At the 2016 summit, the groups presented white papers that were collaboratively developed through international teleconferences and discussions. “These four white papers have now been translated into academic papers and have been peer reviewed,” says Dr. Aggarwal. “They make up the bulk of the special BMJ supplement, along with an additional two papers that came directly out of the Simnovate summit – one on the cost of innovation and another on youth innovation.”
The BMJ Simulation & Technology Enhanced Learning supplement was guest-edited by Dr. Russell Gruen, Director of the Nanyang Institute of Technology in Health and Medicine in Singapore and an eminent physician with a background in surgical innovation, global health, simulation, patient safety and disparities in health care.

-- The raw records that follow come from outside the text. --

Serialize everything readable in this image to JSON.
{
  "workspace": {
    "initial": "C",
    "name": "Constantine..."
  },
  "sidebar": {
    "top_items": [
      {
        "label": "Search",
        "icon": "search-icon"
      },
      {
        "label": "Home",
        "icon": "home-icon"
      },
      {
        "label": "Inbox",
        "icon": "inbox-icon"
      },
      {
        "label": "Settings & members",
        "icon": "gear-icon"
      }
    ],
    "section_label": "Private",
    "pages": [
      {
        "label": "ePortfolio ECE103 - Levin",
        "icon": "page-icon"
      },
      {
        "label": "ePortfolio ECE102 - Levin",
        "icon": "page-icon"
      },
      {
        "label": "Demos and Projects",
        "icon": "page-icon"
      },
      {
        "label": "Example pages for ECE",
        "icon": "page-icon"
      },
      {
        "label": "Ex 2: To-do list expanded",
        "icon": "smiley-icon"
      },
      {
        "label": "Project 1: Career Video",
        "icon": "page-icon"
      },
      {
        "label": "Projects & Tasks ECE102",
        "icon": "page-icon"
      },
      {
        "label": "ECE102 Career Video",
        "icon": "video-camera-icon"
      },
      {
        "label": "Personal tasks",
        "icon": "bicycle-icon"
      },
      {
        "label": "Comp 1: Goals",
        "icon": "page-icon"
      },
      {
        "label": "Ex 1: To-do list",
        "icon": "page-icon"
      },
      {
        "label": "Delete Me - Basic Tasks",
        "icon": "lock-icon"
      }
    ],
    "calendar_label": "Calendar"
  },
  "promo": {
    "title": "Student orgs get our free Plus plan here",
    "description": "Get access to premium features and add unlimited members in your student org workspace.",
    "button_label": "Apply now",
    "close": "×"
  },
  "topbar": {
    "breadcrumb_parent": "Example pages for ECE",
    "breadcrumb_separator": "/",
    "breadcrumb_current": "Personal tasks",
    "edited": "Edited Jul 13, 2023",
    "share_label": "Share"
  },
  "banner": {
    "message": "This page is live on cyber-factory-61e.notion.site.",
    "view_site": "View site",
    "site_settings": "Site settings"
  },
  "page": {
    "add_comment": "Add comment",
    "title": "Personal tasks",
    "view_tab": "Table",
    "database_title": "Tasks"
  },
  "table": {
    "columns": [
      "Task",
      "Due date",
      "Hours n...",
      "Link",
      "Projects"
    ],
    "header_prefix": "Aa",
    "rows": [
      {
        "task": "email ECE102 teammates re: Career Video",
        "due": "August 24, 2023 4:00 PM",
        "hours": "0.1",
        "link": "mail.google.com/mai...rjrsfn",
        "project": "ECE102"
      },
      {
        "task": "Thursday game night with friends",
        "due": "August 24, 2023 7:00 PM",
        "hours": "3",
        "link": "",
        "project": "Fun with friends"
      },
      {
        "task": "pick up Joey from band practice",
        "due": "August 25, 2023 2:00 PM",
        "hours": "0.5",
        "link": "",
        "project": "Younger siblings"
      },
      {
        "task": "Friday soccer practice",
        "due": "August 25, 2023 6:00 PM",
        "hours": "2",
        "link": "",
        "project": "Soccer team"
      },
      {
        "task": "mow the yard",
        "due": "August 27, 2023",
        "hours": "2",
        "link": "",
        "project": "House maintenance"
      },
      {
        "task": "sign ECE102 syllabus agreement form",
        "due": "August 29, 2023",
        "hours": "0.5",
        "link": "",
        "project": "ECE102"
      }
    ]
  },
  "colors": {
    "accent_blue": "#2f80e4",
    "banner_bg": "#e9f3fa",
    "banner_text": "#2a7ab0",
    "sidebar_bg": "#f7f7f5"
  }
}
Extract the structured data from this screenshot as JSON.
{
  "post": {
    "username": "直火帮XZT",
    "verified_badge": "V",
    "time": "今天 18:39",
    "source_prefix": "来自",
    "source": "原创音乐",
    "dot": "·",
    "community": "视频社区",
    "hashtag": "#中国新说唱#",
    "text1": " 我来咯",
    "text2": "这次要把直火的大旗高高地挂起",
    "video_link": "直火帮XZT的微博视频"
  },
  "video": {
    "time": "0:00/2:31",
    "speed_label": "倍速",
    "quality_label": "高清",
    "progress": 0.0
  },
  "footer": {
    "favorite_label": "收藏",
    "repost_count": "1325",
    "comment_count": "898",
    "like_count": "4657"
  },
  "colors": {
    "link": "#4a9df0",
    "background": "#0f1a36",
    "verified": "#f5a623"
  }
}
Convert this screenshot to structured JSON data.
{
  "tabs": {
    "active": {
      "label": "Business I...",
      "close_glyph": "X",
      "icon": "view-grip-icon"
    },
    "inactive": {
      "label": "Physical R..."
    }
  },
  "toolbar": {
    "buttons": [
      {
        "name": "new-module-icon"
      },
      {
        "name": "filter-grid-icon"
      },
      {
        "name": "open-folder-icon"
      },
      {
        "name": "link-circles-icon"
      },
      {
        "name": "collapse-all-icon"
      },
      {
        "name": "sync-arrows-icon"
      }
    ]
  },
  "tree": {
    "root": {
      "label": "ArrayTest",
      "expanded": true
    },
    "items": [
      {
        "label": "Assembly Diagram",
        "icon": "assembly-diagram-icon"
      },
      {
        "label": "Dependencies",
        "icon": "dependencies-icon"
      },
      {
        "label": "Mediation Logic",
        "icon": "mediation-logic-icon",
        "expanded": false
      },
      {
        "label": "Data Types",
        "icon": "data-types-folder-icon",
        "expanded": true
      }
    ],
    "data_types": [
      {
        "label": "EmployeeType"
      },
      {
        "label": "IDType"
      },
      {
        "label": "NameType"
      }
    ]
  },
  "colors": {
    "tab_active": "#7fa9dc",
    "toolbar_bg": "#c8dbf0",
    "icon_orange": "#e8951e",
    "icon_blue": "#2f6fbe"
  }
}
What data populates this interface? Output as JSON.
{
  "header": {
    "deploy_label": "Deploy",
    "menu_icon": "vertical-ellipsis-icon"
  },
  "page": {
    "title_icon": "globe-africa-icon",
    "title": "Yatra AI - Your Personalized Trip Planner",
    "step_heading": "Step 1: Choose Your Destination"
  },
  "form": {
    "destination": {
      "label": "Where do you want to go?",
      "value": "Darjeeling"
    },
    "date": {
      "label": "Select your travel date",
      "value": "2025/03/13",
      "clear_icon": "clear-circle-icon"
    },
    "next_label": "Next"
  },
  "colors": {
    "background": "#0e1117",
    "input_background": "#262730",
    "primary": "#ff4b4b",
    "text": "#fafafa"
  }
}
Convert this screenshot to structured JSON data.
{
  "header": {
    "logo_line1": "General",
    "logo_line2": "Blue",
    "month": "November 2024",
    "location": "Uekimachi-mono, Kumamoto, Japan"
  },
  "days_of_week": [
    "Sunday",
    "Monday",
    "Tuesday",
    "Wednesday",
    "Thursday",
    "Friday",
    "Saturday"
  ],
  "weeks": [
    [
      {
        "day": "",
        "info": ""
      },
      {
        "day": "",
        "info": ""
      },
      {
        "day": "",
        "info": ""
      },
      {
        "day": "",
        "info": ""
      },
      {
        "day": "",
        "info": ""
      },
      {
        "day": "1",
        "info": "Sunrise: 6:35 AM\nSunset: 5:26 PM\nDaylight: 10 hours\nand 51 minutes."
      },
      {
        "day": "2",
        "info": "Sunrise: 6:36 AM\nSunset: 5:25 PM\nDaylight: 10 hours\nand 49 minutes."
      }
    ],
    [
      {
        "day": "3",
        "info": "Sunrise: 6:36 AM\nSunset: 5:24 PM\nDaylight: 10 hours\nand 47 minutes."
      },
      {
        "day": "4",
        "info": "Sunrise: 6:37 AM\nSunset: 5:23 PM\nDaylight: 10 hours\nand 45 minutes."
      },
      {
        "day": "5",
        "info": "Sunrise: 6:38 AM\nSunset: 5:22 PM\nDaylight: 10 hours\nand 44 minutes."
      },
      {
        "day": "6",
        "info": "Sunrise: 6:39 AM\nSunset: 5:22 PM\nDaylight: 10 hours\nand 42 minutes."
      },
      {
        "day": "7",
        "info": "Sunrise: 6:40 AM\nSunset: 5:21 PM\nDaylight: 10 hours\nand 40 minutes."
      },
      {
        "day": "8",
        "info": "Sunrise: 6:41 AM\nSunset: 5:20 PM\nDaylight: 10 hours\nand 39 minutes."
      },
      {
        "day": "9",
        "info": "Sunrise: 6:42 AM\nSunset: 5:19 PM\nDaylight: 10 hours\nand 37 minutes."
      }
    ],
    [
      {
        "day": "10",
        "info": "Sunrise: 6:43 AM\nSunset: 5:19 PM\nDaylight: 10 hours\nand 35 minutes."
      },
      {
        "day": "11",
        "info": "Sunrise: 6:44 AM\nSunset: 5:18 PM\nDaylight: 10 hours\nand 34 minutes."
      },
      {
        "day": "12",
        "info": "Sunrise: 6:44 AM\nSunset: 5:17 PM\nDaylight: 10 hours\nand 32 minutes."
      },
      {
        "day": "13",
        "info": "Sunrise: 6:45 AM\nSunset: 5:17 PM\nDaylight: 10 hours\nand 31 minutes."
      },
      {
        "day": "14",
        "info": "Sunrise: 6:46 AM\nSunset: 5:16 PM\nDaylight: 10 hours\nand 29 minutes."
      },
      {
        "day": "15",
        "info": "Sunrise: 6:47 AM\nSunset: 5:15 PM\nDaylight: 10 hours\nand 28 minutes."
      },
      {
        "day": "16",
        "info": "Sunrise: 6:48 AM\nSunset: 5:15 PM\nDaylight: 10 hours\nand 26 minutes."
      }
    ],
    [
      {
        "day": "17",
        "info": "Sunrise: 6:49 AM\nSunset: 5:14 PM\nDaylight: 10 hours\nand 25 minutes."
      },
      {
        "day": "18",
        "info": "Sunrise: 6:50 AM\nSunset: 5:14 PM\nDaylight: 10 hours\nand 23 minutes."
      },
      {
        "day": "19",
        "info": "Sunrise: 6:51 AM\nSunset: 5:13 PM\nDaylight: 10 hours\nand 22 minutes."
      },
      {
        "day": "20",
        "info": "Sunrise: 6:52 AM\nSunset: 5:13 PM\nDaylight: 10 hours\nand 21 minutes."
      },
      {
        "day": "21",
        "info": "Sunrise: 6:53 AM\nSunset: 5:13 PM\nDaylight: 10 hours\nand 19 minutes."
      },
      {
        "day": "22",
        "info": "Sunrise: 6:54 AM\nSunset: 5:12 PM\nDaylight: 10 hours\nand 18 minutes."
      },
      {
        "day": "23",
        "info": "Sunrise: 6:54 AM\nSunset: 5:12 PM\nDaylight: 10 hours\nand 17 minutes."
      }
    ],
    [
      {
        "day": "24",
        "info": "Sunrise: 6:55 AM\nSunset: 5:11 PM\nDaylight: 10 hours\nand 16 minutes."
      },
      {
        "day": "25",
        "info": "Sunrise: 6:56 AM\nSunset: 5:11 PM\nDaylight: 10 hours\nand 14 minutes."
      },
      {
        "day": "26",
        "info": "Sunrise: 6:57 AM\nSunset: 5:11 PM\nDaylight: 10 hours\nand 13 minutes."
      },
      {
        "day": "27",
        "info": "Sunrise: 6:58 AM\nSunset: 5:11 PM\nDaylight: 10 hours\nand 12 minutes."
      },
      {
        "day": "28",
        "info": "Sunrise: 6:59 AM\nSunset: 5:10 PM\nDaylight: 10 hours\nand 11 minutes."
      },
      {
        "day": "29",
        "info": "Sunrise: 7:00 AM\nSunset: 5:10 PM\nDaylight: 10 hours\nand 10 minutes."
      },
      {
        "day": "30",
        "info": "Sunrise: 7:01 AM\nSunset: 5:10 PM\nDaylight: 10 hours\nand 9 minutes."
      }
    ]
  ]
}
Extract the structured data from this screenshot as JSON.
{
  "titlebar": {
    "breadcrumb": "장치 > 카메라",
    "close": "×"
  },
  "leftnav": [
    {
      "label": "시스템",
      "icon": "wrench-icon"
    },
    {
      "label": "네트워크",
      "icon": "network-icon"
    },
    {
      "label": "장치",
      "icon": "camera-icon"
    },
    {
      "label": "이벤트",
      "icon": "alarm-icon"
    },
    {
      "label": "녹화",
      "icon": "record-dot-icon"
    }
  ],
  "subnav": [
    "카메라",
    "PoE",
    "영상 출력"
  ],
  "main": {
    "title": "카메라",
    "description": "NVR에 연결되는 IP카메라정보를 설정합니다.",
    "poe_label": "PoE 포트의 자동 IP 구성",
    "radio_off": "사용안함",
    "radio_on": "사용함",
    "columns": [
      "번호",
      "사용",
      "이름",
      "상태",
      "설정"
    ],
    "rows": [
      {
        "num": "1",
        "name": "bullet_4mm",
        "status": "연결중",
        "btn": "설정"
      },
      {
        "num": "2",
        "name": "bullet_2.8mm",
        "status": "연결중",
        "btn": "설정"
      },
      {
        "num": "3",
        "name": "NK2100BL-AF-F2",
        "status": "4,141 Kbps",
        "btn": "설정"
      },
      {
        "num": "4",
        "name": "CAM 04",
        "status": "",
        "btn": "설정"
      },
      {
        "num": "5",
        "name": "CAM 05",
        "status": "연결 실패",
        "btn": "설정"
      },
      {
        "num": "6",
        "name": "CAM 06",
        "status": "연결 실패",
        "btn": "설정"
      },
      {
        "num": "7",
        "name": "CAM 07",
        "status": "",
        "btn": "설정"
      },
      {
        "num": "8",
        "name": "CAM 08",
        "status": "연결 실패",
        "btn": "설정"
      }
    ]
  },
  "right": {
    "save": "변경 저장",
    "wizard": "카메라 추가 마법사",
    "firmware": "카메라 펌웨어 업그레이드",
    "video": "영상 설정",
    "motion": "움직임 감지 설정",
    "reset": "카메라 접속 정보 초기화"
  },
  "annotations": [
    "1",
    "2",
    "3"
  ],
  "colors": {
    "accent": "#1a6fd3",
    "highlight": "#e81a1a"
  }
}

Dr. Gruen delivered a keynote address at the supplement launch symposium.
Offering a patient’s perspective, Ms. Katrine Kirk, the World Health Organization Patient Safety Champion
and a lymphoma survivor, delivered a talk about the power balance between patients and health professionals. “The empowerment of patients to get deeply involved in their own care is essential to optimal clinical outcomes,” she notes. “Too many patients are not aware of the important role they and their families can play, and health care professionals should invite patients and families to participate. There are innovative ways to stimulate patient empowerment through serious games and even through dance.”
“Simulation science offers tremendous potential, across a wide range of applications within healthcare. The Simnovate global network exemplifies a fresh approach to how we maximize the learning from simulation and its potential to enhance care processes and improve patient outcomes in both the Western world as well as in low and middle-income countries. I am delighted to be hosting the outcomes of this work in BMJ STEL,” says Dr. Nick Sevdalis, the journal’s editor-in-chief, who was in Montreal for the event.
The collection of papers is an “enduring resource” for simulation researchers, notes Dr. Aggarwal. He has dedicated the supplement to the late Arnold and Blema Steinberg, whose foundation has generously funded the project. “We owe tremendous gratitude to the Steinberg Foundation for their generosity, vision and encouragement to help move forward this field.”
Dr. Aggarwal expects that the Simnovate International Summit will likely be back by popular demand in the spring of 2018. “I think all of this – not to sound too grandiose – is about us getting together to ask how do we make society better for ourselves, for our patients, for our community and for our future selves.”
Click here to access the special Simnovate supplement edition of the BMJ Simulation & Technology Enhanced Learning.
About the domain groups
The patient safety domain group looked at why simulation, though it has been shown to be a high-impact training tool that improves clinical skills, has still not been comprehensively
integrated into patient safety solutions. The group explored how this could be done, with special focus on the role of in situ simulation.
Simulation as a tool to reduce risks and costs associated with the adoption of new technologies was the focus of the medical technology domain group, specifically how to better direct innovators and channel resources toward new technologies with the greatest chance of success.
The global health domain group conducted an overview of the use of simulation in low and middle income countries, which revealed a predominance of low-tech manikins and standardized patients for measuring quality of healthcare delivery.
The pervasive learning domain group explored the use of online and serious gaming as a potential engaged learning tool for translating knowledge, skills and aptitudes into clinical competence.
March 30, 2017